Socioeconomic Inequalities in the Delivery of Brief Interventions for Smoking and Excessive Drinking: Findings from a Cross-Sectional Household Survey in England
Objectives: Brief interventions (BI) for smoking and risky drinking are effective and cost-effective policy approaches to reducing alcohol harm currently used in primary care in England; however, little is known about their contribution to health inequalities.
There is evidence to suggest clear social and economic inequalities in adolescent smoking and alcohol use.
A recent study has used data from the European School Survey Project on Alcohol and Other Drugs (ESPAD) to examine socioeconomic inequalities in harmful adolescent substance use across 24 European countries at two time points: 2007 (n= 473,877) and 2011 (n= 471,060).
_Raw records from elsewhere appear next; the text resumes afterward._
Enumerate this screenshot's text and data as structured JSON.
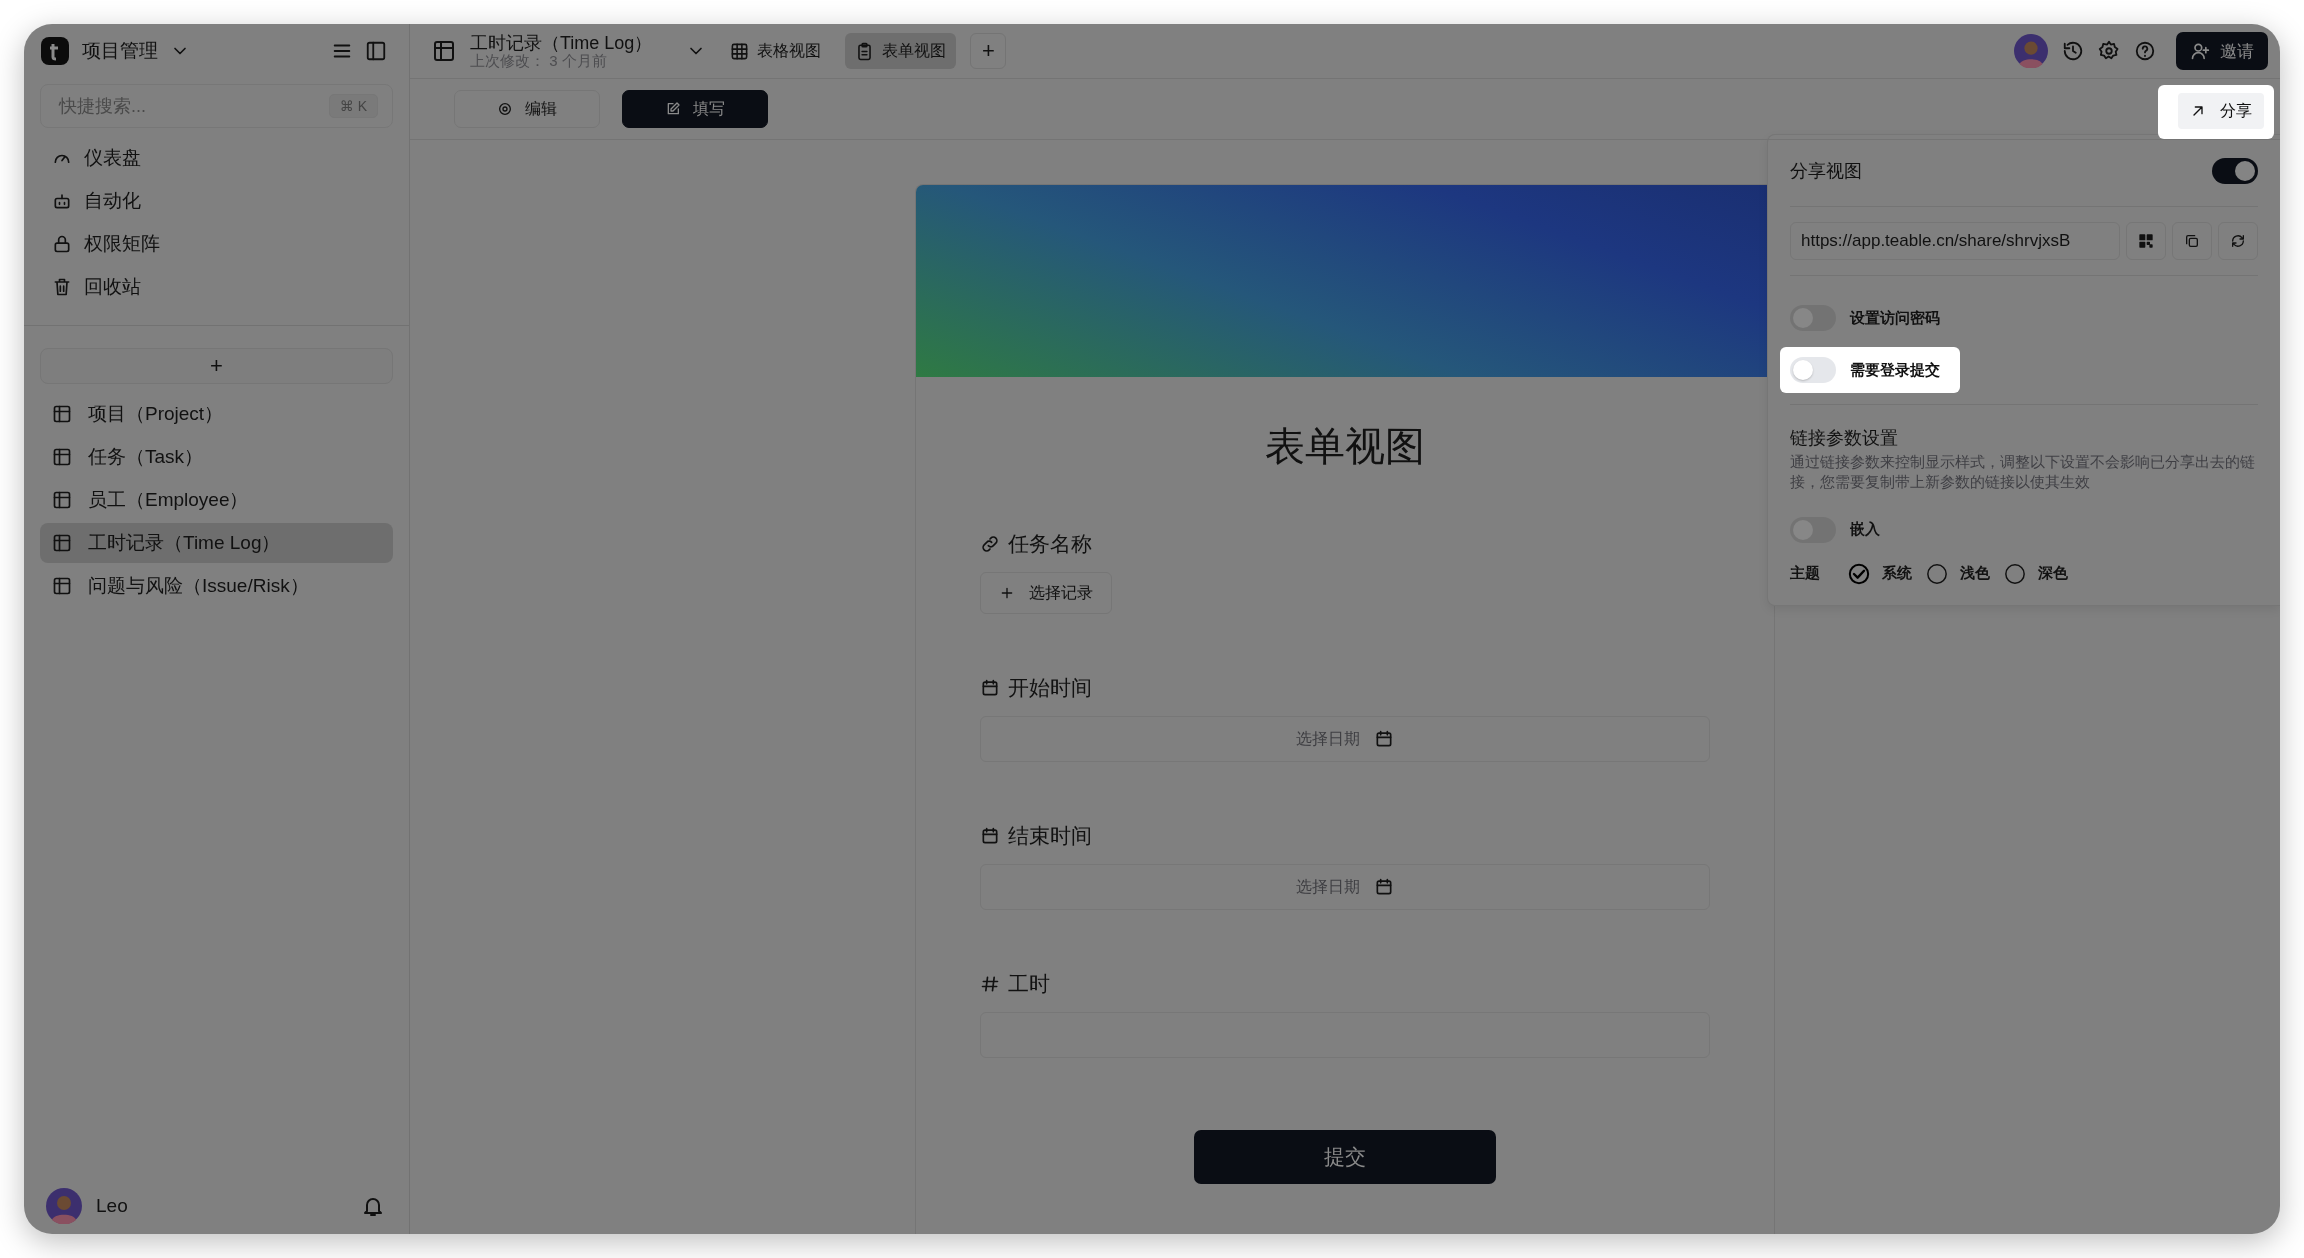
{
  "workspace": {
    "name": "项目管理"
  },
  "search": {
    "placeholder": "快捷搜索...",
    "shortcut": "⌘ K"
  },
  "nav": [
    {
      "label": "仪表盘",
      "kind": "dashboard"
    },
    {
      "label": "自动化",
      "kind": "automation"
    },
    {
      "label": "权限矩阵",
      "kind": "permission"
    },
    {
      "label": "回收站",
      "kind": "trash"
    }
  ],
  "add_table": "+",
  "tables": [
    {
      "label": "项目（Project）",
      "selected": false
    },
    {
      "label": "任务（Task）",
      "selected": false
    },
    {
      "label": "员工（Employee）",
      "selected": false
    },
    {
      "label": "工时记录（Time Log）",
      "selected": true
    },
    {
      "label": "问题与风险（Issue/Risk）",
      "selected": false
    }
  ],
  "user": {
    "name": "Leo"
  },
  "table_header": {
    "title": "工时记录（Time Log）",
    "subtitle": "上次修改： 3 个月前"
  },
  "views": [
    {
      "label": "表格视图",
      "kind": "grid",
      "selected": false
    },
    {
      "label": "表单视图",
      "kind": "form",
      "selected": true
    }
  ],
  "add_view": "+",
  "invite_button": "邀请",
  "modes": [
    {
      "label": "编辑",
      "kind": "edit",
      "selected": false
    },
    {
      "label": "填写",
      "kind": "fill",
      "selected": true
    }
  ],
  "share_button": {
    "label": "分享",
    "highlighted": true
  },
  "share_panel": {
    "title": "分享视图",
    "on": true,
    "url": "https://app.teable.cn/share/shrvjxsB",
    "options": [
      {
        "label": "设置访问密码",
        "on": false,
        "highlighted": false
      },
      {
        "label": "需要登录提交",
        "on": false,
        "highlighted": true
      }
    ],
    "params_title": "链接参数设置",
    "params_hint": "通过链接参数来控制显示样式，调整以下设置不会影响已分享出去的链接，您需要复制带上新参数的链接以使其生效",
    "embed": {
      "label": "嵌入",
      "on": false
    },
    "theme": {
      "label": "主题",
      "options": [
        {
          "label": "系统",
          "selected": true
        },
        {
          "label": "浅色",
          "selected": false
        },
        {
          "label": "深色",
          "selected": false
        }
      ]
    }
  },
  "form": {
    "title": "表单视图",
    "fields": [
      {
        "label": "任务名称",
        "kind": "link",
        "button": "选择记录"
      },
      {
        "label": "开始时间",
        "kind": "date",
        "placeholder": "选择日期"
      },
      {
        "label": "结束时间",
        "kind": "date",
        "placeholder": "选择日期"
      },
      {
        "label": "工时",
        "kind": "number"
      }
    ],
    "submit": "提交"
  }
}
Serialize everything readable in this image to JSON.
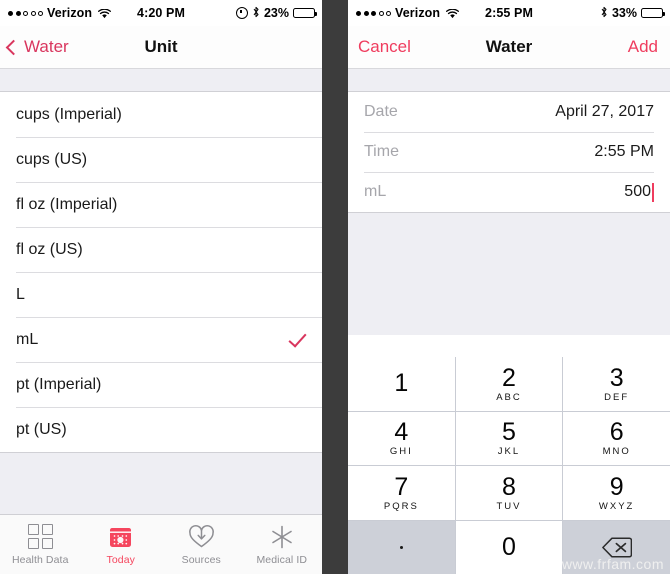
{
  "left": {
    "status": {
      "signal_dots_filled": 2,
      "signal_dots_total": 5,
      "carrier": "Verizon",
      "wifi_icon": "wifi-icon",
      "time": "4:20 PM",
      "alarm_icon": "alarm-clock-icon",
      "bluetooth_icon": "bluetooth-icon",
      "battery_percent": "23%",
      "battery_level": 23
    },
    "nav": {
      "back_label": "Water",
      "back_icon": "chevron-left-icon",
      "title": "Unit"
    },
    "units": [
      {
        "label": "cups (Imperial)",
        "selected": false
      },
      {
        "label": "cups (US)",
        "selected": false
      },
      {
        "label": "fl oz (Imperial)",
        "selected": false
      },
      {
        "label": "fl oz (US)",
        "selected": false
      },
      {
        "label": "L",
        "selected": false
      },
      {
        "label": "mL",
        "selected": true
      },
      {
        "label": "pt (Imperial)",
        "selected": false
      },
      {
        "label": "pt (US)",
        "selected": false
      }
    ],
    "checkmark_icon": "checkmark-icon",
    "tabs": [
      {
        "label": "Health Data",
        "icon": "grid-squares-icon",
        "active": false
      },
      {
        "label": "Today",
        "icon": "calendar-icon",
        "active": true
      },
      {
        "label": "Sources",
        "icon": "heart-download-icon",
        "active": false
      },
      {
        "label": "Medical ID",
        "icon": "medical-asterisk-icon",
        "active": false
      }
    ]
  },
  "right": {
    "status": {
      "signal_dots_filled": 3,
      "signal_dots_total": 5,
      "carrier": "Verizon",
      "wifi_icon": "wifi-icon",
      "time": "2:55 PM",
      "bluetooth_icon": "bluetooth-icon",
      "battery_percent": "33%",
      "battery_level": 33
    },
    "nav": {
      "cancel_label": "Cancel",
      "title": "Water",
      "add_label": "Add"
    },
    "form": [
      {
        "label": "Date",
        "value": "April 27, 2017",
        "editing": false
      },
      {
        "label": "Time",
        "value": "2:55 PM",
        "editing": false
      },
      {
        "label": "mL",
        "value": "500",
        "editing": true
      }
    ],
    "keypad": [
      {
        "num": "1",
        "sub": "",
        "style": "white"
      },
      {
        "num": "2",
        "sub": "ABC",
        "style": "white"
      },
      {
        "num": "3",
        "sub": "DEF",
        "style": "white"
      },
      {
        "num": "4",
        "sub": "GHI",
        "style": "white"
      },
      {
        "num": "5",
        "sub": "JKL",
        "style": "white"
      },
      {
        "num": "6",
        "sub": "MNO",
        "style": "white"
      },
      {
        "num": "7",
        "sub": "PQRS",
        "style": "white"
      },
      {
        "num": "8",
        "sub": "TUV",
        "style": "white"
      },
      {
        "num": "9",
        "sub": "WXYZ",
        "style": "white"
      },
      {
        "num": ".",
        "sub": "",
        "style": "dim",
        "icon": "period-icon"
      },
      {
        "num": "0",
        "sub": "",
        "style": "white"
      },
      {
        "num": "",
        "sub": "",
        "style": "dim",
        "icon": "backspace-delete-icon"
      }
    ],
    "watermark": "www.frfam.com"
  },
  "colors": {
    "accent_pink": "#ef3c5e",
    "accent_dark_pink": "#d9365e",
    "table_bg": "#eeeef3",
    "keypad_dim": "#cdd0d8",
    "gutter": "#3c3c3c"
  }
}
Background: Smoking contributes to socioeconomic inequalities in mortality, but the extent to which this contribution has changed over time and driven widening or narrowing inequalities in total mortality remains unknown. We studied socioeconomic inequalities in smoking-attributable mortality and their contribution to inequalities in total mortality in 1990–1994 and 2000–2004 in 14 European countries.